ST. LOUIS Some
free-market aluminum scrap prices rose Feb. 11 as buyers
continued to compete for adequate supplies of scrap.
Prices for mill-grade 5052
segregated low-copper alloy clips increased to a range of 97 to
99 cents per pound from 96 to 98 cents Feb. 7, while 3105 clips
rose to 86 to 88 cents per pound from 85 to 87 cents
Mill-grade mixed low-copper
alloy clips also strengthened to 84 to 86 cents per pound from
83 to 85 cents, while painted siding rose 1 cent to 79 to 81
cents per pound from 78 to 80 cents previously.
"Scrap seems to be getting
tighter and tighter," one buyer of mill-grade material said. "I
think we will see prices continue to increase, especially if
the (London Metal Exchange) stays up."
"Everything is following the LME
right now," a seller of mill-grade product said. "Plus, because
of colder weather we are not seeing a whole lot of peddler
scrap coming in right now. Its a very lean environment
for good scrap."
The cash primary aluminum
contract on the LME ended the official session at $2,076 per
tonne (94.2 cents per pound) Feb. 11, up 0.5 percent from
$2,066.50 per tonne (93.7 cents per pound) Feb. 7. However, the
contract lost ground Feb. 12 to end the session at $2,059.50
per tonne (93.4 cents per pound).
Some secondary smelters
grades also rose Feb. 11, sources told AMM.
Old cast strengthened to 75 to
77 cents per pound from 74 to 76 cents Feb. 7, although old
sheet held steady at 73 to 75 cents per pound.
High-grade turnings were up a
penny to 73 to 75 cents per pound from 72 to 74 cents, while
mixed turnings moved to 67 to 68 cents per pound from 66 to 67
Used beverage cans (UBCs) held
steady at 79 to 80 cents per pound Feb. 11.
The cash North American special
aluminum alloy contract (Nasaac) closed the LMEs official

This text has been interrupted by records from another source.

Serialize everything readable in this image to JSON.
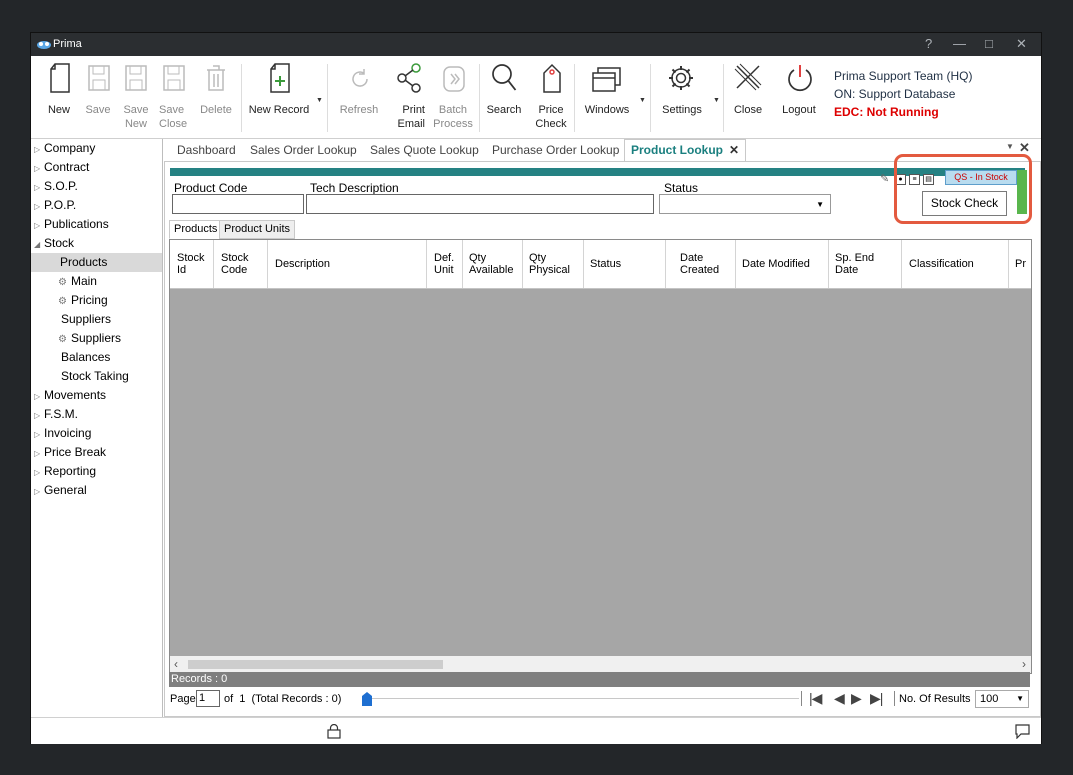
{
  "window": {
    "title": "Prima",
    "controls": [
      "?",
      "—",
      "□",
      "✕"
    ]
  },
  "ribbon": {
    "buttons": [
      {
        "label": "New",
        "icon": "new-file-icon",
        "enabled": true
      },
      {
        "label": "Save",
        "icon": "save-icon",
        "enabled": false
      },
      {
        "label": "Save\nNew",
        "icon": "save-new-icon",
        "enabled": false
      },
      {
        "label": "Save\nClose",
        "icon": "save-close-icon",
        "enabled": false
      },
      {
        "label": "Delete",
        "icon": "delete-icon",
        "enabled": false
      },
      {
        "label": "New Record",
        "icon": "new-record-icon",
        "enabled": true,
        "dropdown": true
      },
      {
        "label": "Refresh",
        "icon": "refresh-icon",
        "enabled": false
      },
      {
        "label": "Print\nEmail",
        "icon": "share-icon",
        "enabled": true
      },
      {
        "label": "Batch\nProcess",
        "icon": "batch-process-icon",
        "enabled": false
      },
      {
        "label": "Search",
        "icon": "search-icon",
        "enabled": true
      },
      {
        "label": "Price\nCheck",
        "icon": "price-tag-icon",
        "enabled": true
      },
      {
        "label": "Windows",
        "icon": "windows-icon",
        "enabled": true,
        "dropdown": true
      },
      {
        "label": "Settings",
        "icon": "gear-icon",
        "enabled": true,
        "dropdown": true
      },
      {
        "label": "Close",
        "icon": "close-x-icon",
        "enabled": true
      },
      {
        "label": "Logout",
        "icon": "power-icon",
        "enabled": true
      }
    ],
    "team": "Prima Support Team (HQ)",
    "database": "ON: Support Database",
    "edc": "EDC: Not Running"
  },
  "sidebar": {
    "items": [
      {
        "label": "Company",
        "level": 0,
        "arrow": "▷"
      },
      {
        "label": "Contract",
        "level": 0,
        "arrow": "▷"
      },
      {
        "label": "S.O.P.",
        "level": 0,
        "arrow": "▷"
      },
      {
        "label": "P.O.P.",
        "level": 0,
        "arrow": "▷"
      },
      {
        "label": "Publications",
        "level": 0,
        "arrow": "▷"
      },
      {
        "label": "Stock",
        "level": 0,
        "arrow": "◢"
      },
      {
        "label": "Products",
        "level": 1,
        "selected": true
      },
      {
        "label": "Main",
        "level": 2,
        "gear": true
      },
      {
        "label": "Pricing",
        "level": 2,
        "gear": true
      },
      {
        "label": "Suppliers",
        "level": 1
      },
      {
        "label": "Suppliers",
        "level": 2,
        "gear": true
      },
      {
        "label": "Balances",
        "level": 1
      },
      {
        "label": "Stock Taking",
        "level": 1
      },
      {
        "label": "Movements",
        "level": 0,
        "arrow": "▷"
      },
      {
        "label": "F.S.M.",
        "level": 0,
        "arrow": "▷"
      },
      {
        "label": "Invoicing",
        "level": 0,
        "arrow": "▷"
      },
      {
        "label": "Price Break",
        "level": 0,
        "arrow": "▷"
      },
      {
        "label": "Reporting",
        "level": 0,
        "arrow": "▷"
      },
      {
        "label": "General",
        "level": 0,
        "arrow": "▷"
      }
    ]
  },
  "tabs": [
    {
      "label": "Dashboard"
    },
    {
      "label": "Sales Order Lookup"
    },
    {
      "label": "Sales Quote Lookup"
    },
    {
      "label": "Purchase Order Lookup"
    },
    {
      "label": "Product Lookup",
      "active": true
    }
  ],
  "filters": {
    "product_code": {
      "label": "Product Code",
      "value": ""
    },
    "tech_description": {
      "label": "Tech Description",
      "value": ""
    },
    "status": {
      "label": "Status",
      "value": ""
    }
  },
  "qs_button": "QS - In Stock",
  "stock_check": "Stock Check",
  "subtabs": [
    {
      "label": "Products",
      "active": true
    },
    {
      "label": "Product Units"
    }
  ],
  "grid": {
    "columns": [
      "Stock\nId",
      "Stock\nCode",
      "Description",
      "Def.\nUnit",
      "Qty\nAvailable",
      "Qty\nPhysical",
      "Status",
      "Date\nCreated",
      "Date Modified",
      "Sp. End\nDate",
      "Classification",
      "Pr"
    ],
    "rows": []
  },
  "status_bar": {
    "records": "Records : 0"
  },
  "pager": {
    "page_label": "Page",
    "page_value": "1",
    "of_text": "of  1  (Total Records : 0)",
    "results_label": "No. Of Results",
    "results_value": "100"
  }
}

session at $1,910 per tonne ($86.6 cents per pound) Feb. 12, up
0.2 percent from $1,905.50 per tonne (86.4 cents per pound) a
day earlier and nearly 1.3 percent above $1,885.50 per tonne
(85.5 cents per pound) Feb. 7.
Gains in some secondary aluminum
alloy grades were due to stronger demand from the automotive
sector, sources said.
Prices for A380.1 rose a penny
to $1.04 to $1.05 per pound from $1.03 to $1.04 per pound
"With scrap tighter and demand
slightly higher, smelters are starting to get a backbone. ... I
think we will see prices head toward $1.06 by the end of
February," one A380.1 seller said.
"Car sales were really good in
January," a second A380.1 seller said. "We have been very busy
over the past month. If people keep buying cars, my business
will continue to grow."
Prices for 319.1 edged up to
$1.08 to $1.10 per pound from $1.07 to $1.09 per pound, while
356.1 strengthened to $1.10 to $1.11 per pound from $1.09 to
All other secondary grades were